He has been teaching for more than 10 years. This is the third school in which he has taught, but Watertown has been his favorite.
“I have not enjoyed myself in the previous two as much as I have here,” he said. “My favorite thing about Watertown is the students here.”
Mr. Rose likes that it is not the same thing period to period or day to day, for every new school year, he makes up half of his curriculum.
“In the morning when I wake up, I very infrequently complain about going to work,” he said. “I enjoy it.”
When asked what he thought could have been changed in the science curriculum at WHS, Mr. Rose said that they should get rid of MCAS. He thinks that it should not be a major focus or concern throughout the school year.
“I believe that high-stakes testing has its place,” he said, “but big-stakes testing should not be the end all be all.”
He has been the Raiders’ varsity baseball coach for five years. He said his favorite thing about starting the new year is meeting all the new students. He said he likes teaching freshman because he enjoys meeting new people and seeing the progression from freshman to senior.
Grading is his least-favorite part of teaching.
“It is monotonous,” he said.
The senior class is working on fund-raising for prom. The class already had a car wash, and they are working on other ideas. The students’ goal is to have prom at the State Room in Boston, which, he says, is a little pricey.
The Class of 2018 is also planning the Talent Show, which might held in October.
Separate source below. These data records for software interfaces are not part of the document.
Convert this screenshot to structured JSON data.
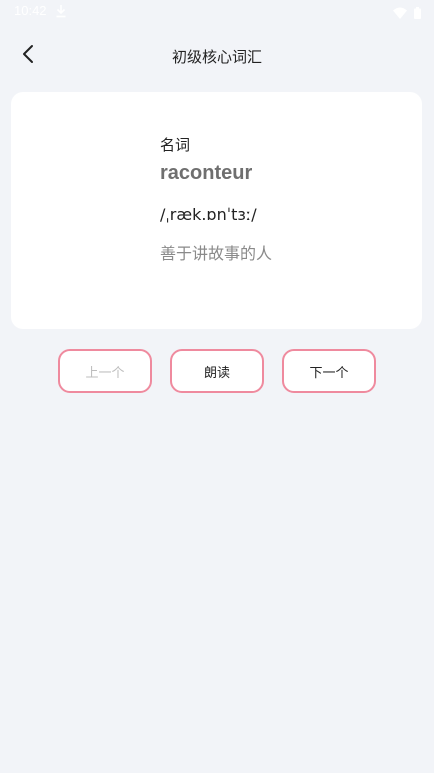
{
  "status_bar": {
    "time": "10:42",
    "icons": [
      "download-icon",
      "wifi-icon",
      "battery-icon"
    ]
  },
  "header": {
    "title": "初级核心词汇",
    "back_icon": "chevron-left-icon"
  },
  "word_card": {
    "part_of_speech": "名词",
    "word": "raconteur",
    "phonetic": "/ˌræk.ɒnˈtɜː/",
    "meaning": "善于讲故事的人"
  },
  "actions": {
    "prev_label": "上一个",
    "read_label": "朗读",
    "next_label": "下一个",
    "border_color": "#ef8a9e"
  }
}
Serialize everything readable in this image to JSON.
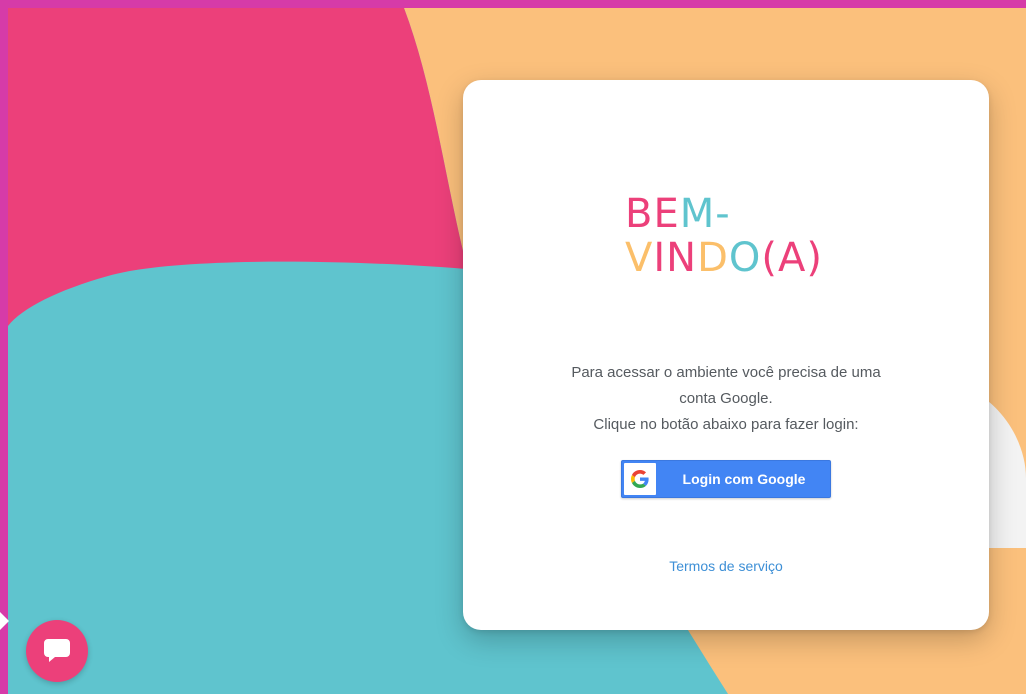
{
  "colors": {
    "frame": "#d63ba8",
    "pink": "#ec407a",
    "orange": "#fbc07c",
    "teal": "#5fc4ce",
    "card": "#ffffff",
    "google_blue": "#4285f4",
    "link": "#3d8fd6"
  },
  "welcome": {
    "line1": [
      {
        "char": "B",
        "color": "#ec407a"
      },
      {
        "char": "E",
        "color": "#ec407a"
      },
      {
        "char": "M",
        "color": "#5fc4ce"
      },
      {
        "char": "-",
        "color": "#5fc4ce"
      }
    ],
    "line2": [
      {
        "char": "V",
        "color": "#fbbf6a"
      },
      {
        "char": "I",
        "color": "#ec407a"
      },
      {
        "char": "N",
        "color": "#ec407a"
      },
      {
        "char": "D",
        "color": "#fbbf6a"
      },
      {
        "char": "O",
        "color": "#5fc4ce"
      },
      {
        "char": "(",
        "color": "#ec407a"
      },
      {
        "char": "A",
        "color": "#ec407a"
      },
      {
        "char": ")",
        "color": "#ec407a"
      }
    ]
  },
  "message": {
    "line1": "Para acessar o ambiente você precisa de uma",
    "line2": "conta Google.",
    "line3": "Clique no botão abaixo para fazer login:"
  },
  "login": {
    "icon": "google-g-icon",
    "label": "Login com Google"
  },
  "terms": {
    "label": "Termos de serviço"
  },
  "chat": {
    "icon": "chat-bubble-icon"
  }
}
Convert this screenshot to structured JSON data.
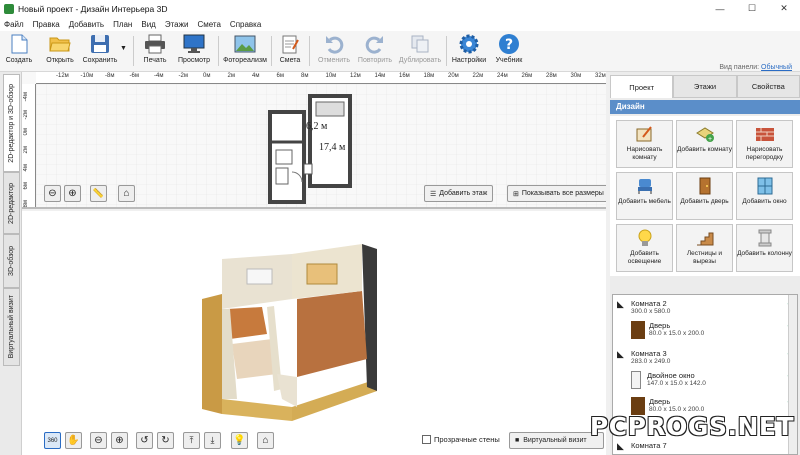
{
  "window": {
    "title": "Новый проект - Дизайн Интерьера 3D",
    "minimize": "—",
    "maximize": "☐",
    "close": "✕"
  },
  "menu": [
    "Файл",
    "Правка",
    "Добавить",
    "План",
    "Вид",
    "Этажи",
    "Смета",
    "Справка"
  ],
  "toolbar": {
    "create": "Создать",
    "open": "Открыть",
    "save": "Сохранить",
    "print": "Печать",
    "preview": "Просмотр",
    "photoreal": "Фотореализм",
    "estimate": "Смета",
    "undo": "Отменить",
    "redo": "Повторить",
    "duplicate": "Дублировать",
    "settings": "Настройки",
    "tutorial": "Учебник",
    "panel_view_label": "Вид панели:",
    "panel_view_value": "Обычный"
  },
  "left_tabs": [
    "2D-редактор и 3D-обзор",
    "2D-редактор",
    "3D-обзор",
    "Виртуальный визит"
  ],
  "ruler_h": [
    "-12м",
    "-10м",
    "-8м",
    "-6м",
    "-4м",
    "-2м",
    "0м",
    "2м",
    "4м",
    "6м",
    "8м",
    "10м",
    "12м",
    "14м",
    "16м",
    "18м",
    "20м",
    "22м",
    "24м",
    "26м",
    "28м",
    "30м",
    "32м"
  ],
  "ruler_v": [
    "-4м",
    "-2м",
    "0м",
    "2м",
    "4м",
    "6м",
    "8м"
  ],
  "plan": {
    "room1_area": "6,2 м",
    "room2_area": "17,4 м"
  },
  "plan_buttons": {
    "add_floor": "Добавить этаж",
    "show_all_dims": "Показывать все размеры"
  },
  "view3d": {
    "transparent_walls": "Прозрачные стены",
    "virtual_visit": "Виртуальный визит"
  },
  "right_tabs": [
    "Проект",
    "Этажи",
    "Свойства"
  ],
  "design": {
    "header": "Дизайн",
    "items": [
      "Нарисовать комнату",
      "Добавить комнату",
      "Нарисовать перегородку",
      "Добавить мебель",
      "Добавить дверь",
      "Добавить окно",
      "Добавить освещение",
      "Лестницы и вырезы",
      "Добавить колонну"
    ]
  },
  "objects": [
    {
      "name": "Комната 2",
      "size": "300.0 x 580.0",
      "level": 0
    },
    {
      "name": "Дверь",
      "size": "80.0 x 15.0 x 200.0",
      "level": 1
    },
    {
      "name": "Комната 3",
      "size": "283.0 x 249.0",
      "level": 0
    },
    {
      "name": "Двойное окно",
      "size": "147.0 x 15.0 x 142.0",
      "level": 1
    },
    {
      "name": "Дверь",
      "size": "80.0 x 15.0 x 200.0",
      "level": 1
    },
    {
      "name": "Комната 7",
      "size": "",
      "level": 0
    }
  ],
  "watermark": "PCPROGS.NET",
  "colors": {
    "accent": "#5b8ec9",
    "wall_brick": "#d9b25c",
    "floor_wood": "#b8713f",
    "wallpaper": "#e9e2d2"
  }
}
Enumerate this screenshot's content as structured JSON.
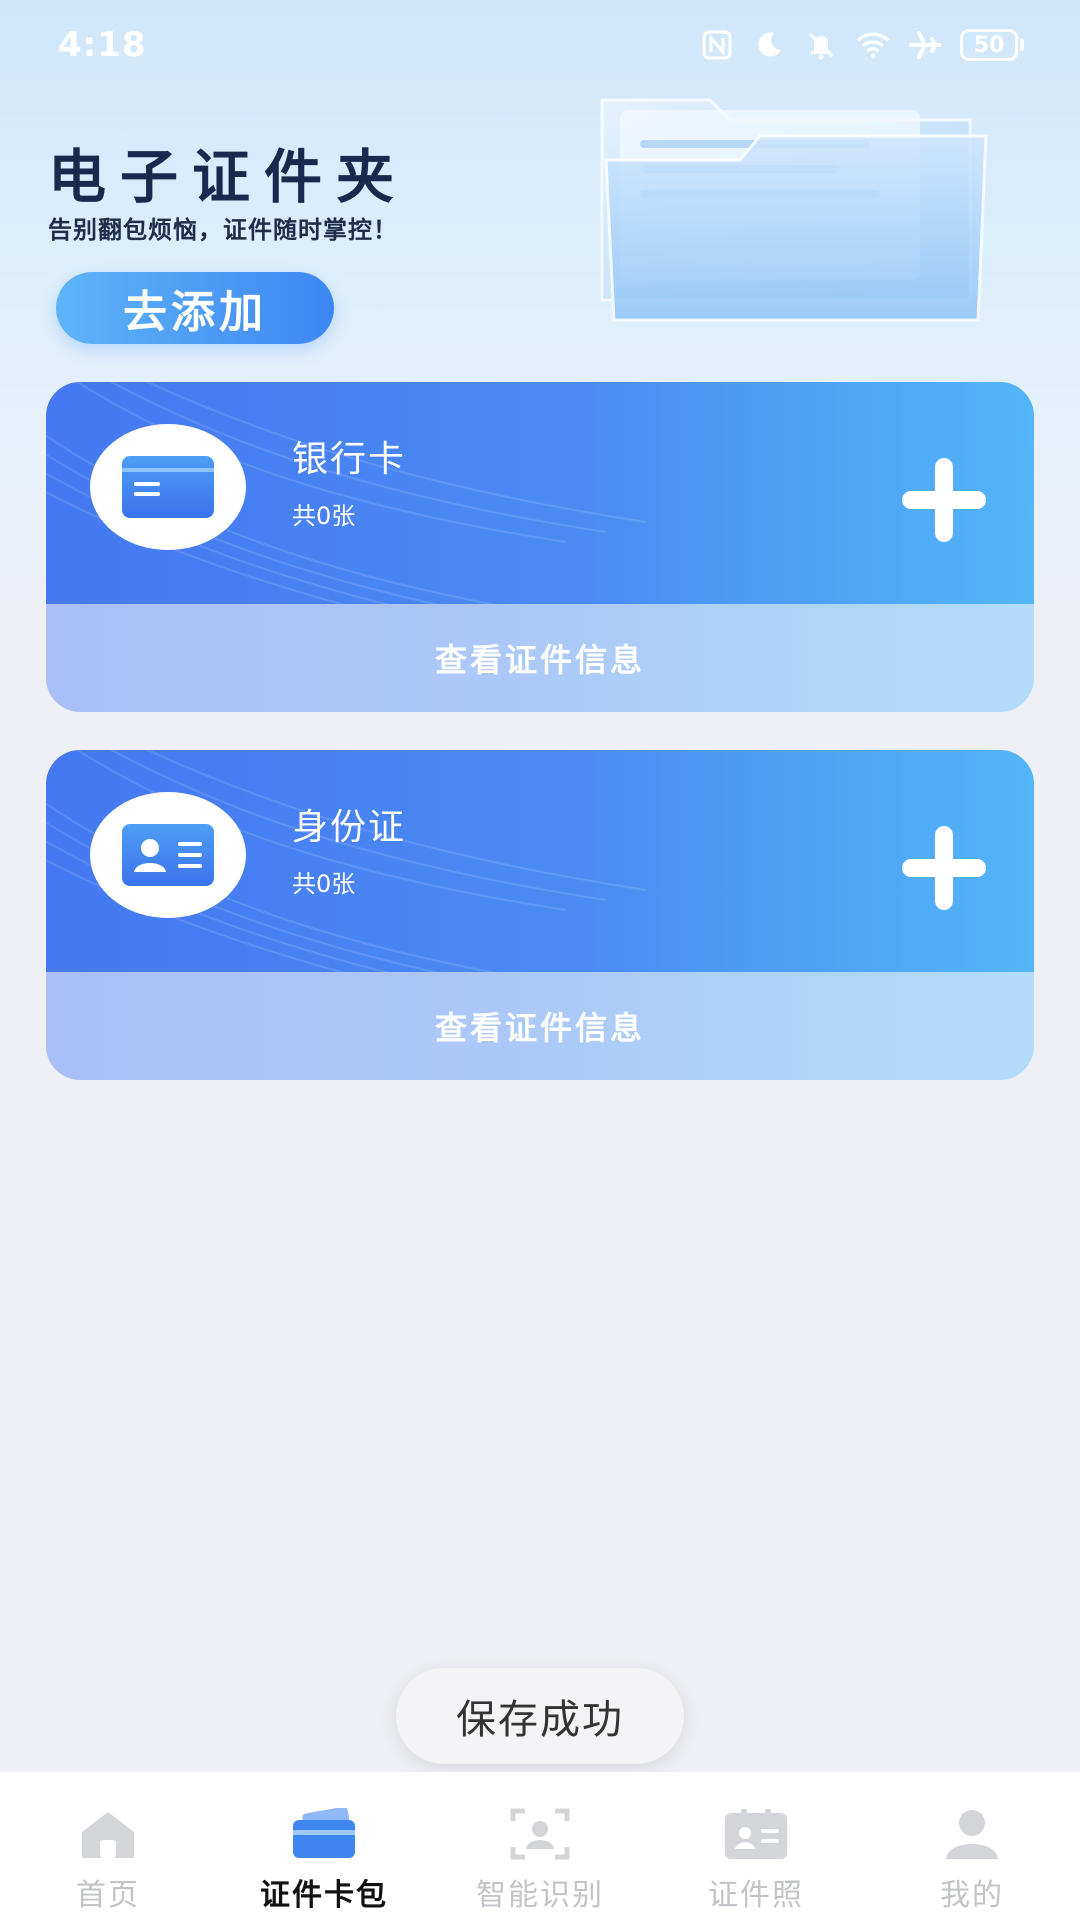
{
  "status_bar": {
    "time": "4:18",
    "battery": "50",
    "icons": [
      "nfc-icon",
      "moon-icon",
      "bell-muted-icon",
      "wifi-icon",
      "airplane-icon",
      "battery-icon"
    ]
  },
  "header": {
    "title": "电子证件夹",
    "subtitle": "告别翻包烦恼，证件随时掌控！",
    "add_button": "去添加"
  },
  "cards": [
    {
      "name": "银行卡",
      "count": "共0张",
      "view_label": "查看证件信息",
      "icon": "bank-card-icon"
    },
    {
      "name": "身份证",
      "count": "共0张",
      "view_label": "查看证件信息",
      "icon": "id-card-icon"
    }
  ],
  "toast": "保存成功",
  "tabbar": {
    "active": 1,
    "items": [
      {
        "label": "首页",
        "icon": "home-icon"
      },
      {
        "label": "证件卡包",
        "icon": "card-wallet-icon"
      },
      {
        "label": "智能识别",
        "icon": "scan-portrait-icon"
      },
      {
        "label": "证件照",
        "icon": "id-photo-icon"
      },
      {
        "label": "我的",
        "icon": "user-icon"
      }
    ]
  },
  "colors": {
    "accent": "#4a8cf3",
    "card_gradient_start": "#4578f1",
    "card_gradient_end": "#53b6f8",
    "title": "#17294d",
    "tab_inactive": "#c2c4c8"
  }
}
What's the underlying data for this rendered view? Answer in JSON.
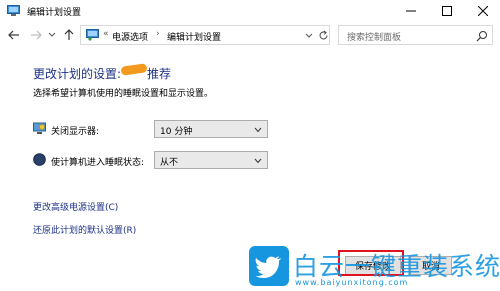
{
  "window": {
    "title": "编辑计划设置"
  },
  "navigation": {
    "breadcrumb_prefix": "«",
    "breadcrumb": [
      "电源选项",
      "编辑计划设置"
    ],
    "breadcrumb_separator": "›",
    "search_placeholder": "搜索控制面板"
  },
  "main": {
    "title": "更改计划的设置:",
    "title_suffix": "推荐",
    "subtitle": "选择希望计算机使用的睡眠设置和显示设置。",
    "settings": [
      {
        "label": "关闭显示器:",
        "value": "10 分钟",
        "icon": "monitor-icon"
      },
      {
        "label": "使计算机进入睡眠状态:",
        "value": "从不",
        "icon": "moon-sleep-icon"
      }
    ],
    "links": [
      "更改高级电源设置(C)",
      "还原此计划的默认设置(R)"
    ]
  },
  "footer": {
    "save_label": "保存修改",
    "cancel_label": "取消"
  },
  "watermark": {
    "text": "白云一键重装系统",
    "url": "www.baiyunxitong.com"
  },
  "colors": {
    "link": "#1e3287",
    "highlight_box": "#e0141e",
    "watermark": "#1796e0",
    "orange_redaction": "#f39a1e"
  }
}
Mr. Rose advises the Class of 2018 with Mr. Joyce. They have been the class advisers as the students moved through WHS.
“You get a class and you grow with it,” he said.
–Sept. 13, 2017–
Bandna Kaur is a longtime member of the Raider Times staff. Beginning in September 2018, she is serving as Arts and Entertainment Editor.
Benjamin Fandetti is a member of the Raider Times staff.
Imogen Stichbury is a member of the Raider Times staff.
Lauren Cole is a member of the Raider Times staff.
Melanne Ghahraman is a member of the Raider Times staff. Beginning in September 2018, she is serving as Classes/Clubs Editor and the Chief of Social Media.
Natalie Finton is a member of the Raider Times staff.
Niki Hamidi is a longtime member of the Raider Times staff. Beginning in September 2018, she is serving as Chief of Copy Desk.
Paulo Costa Jr. is a member of the Raider Times staff.
Saron Nebiye is a member of the Raider Times staff.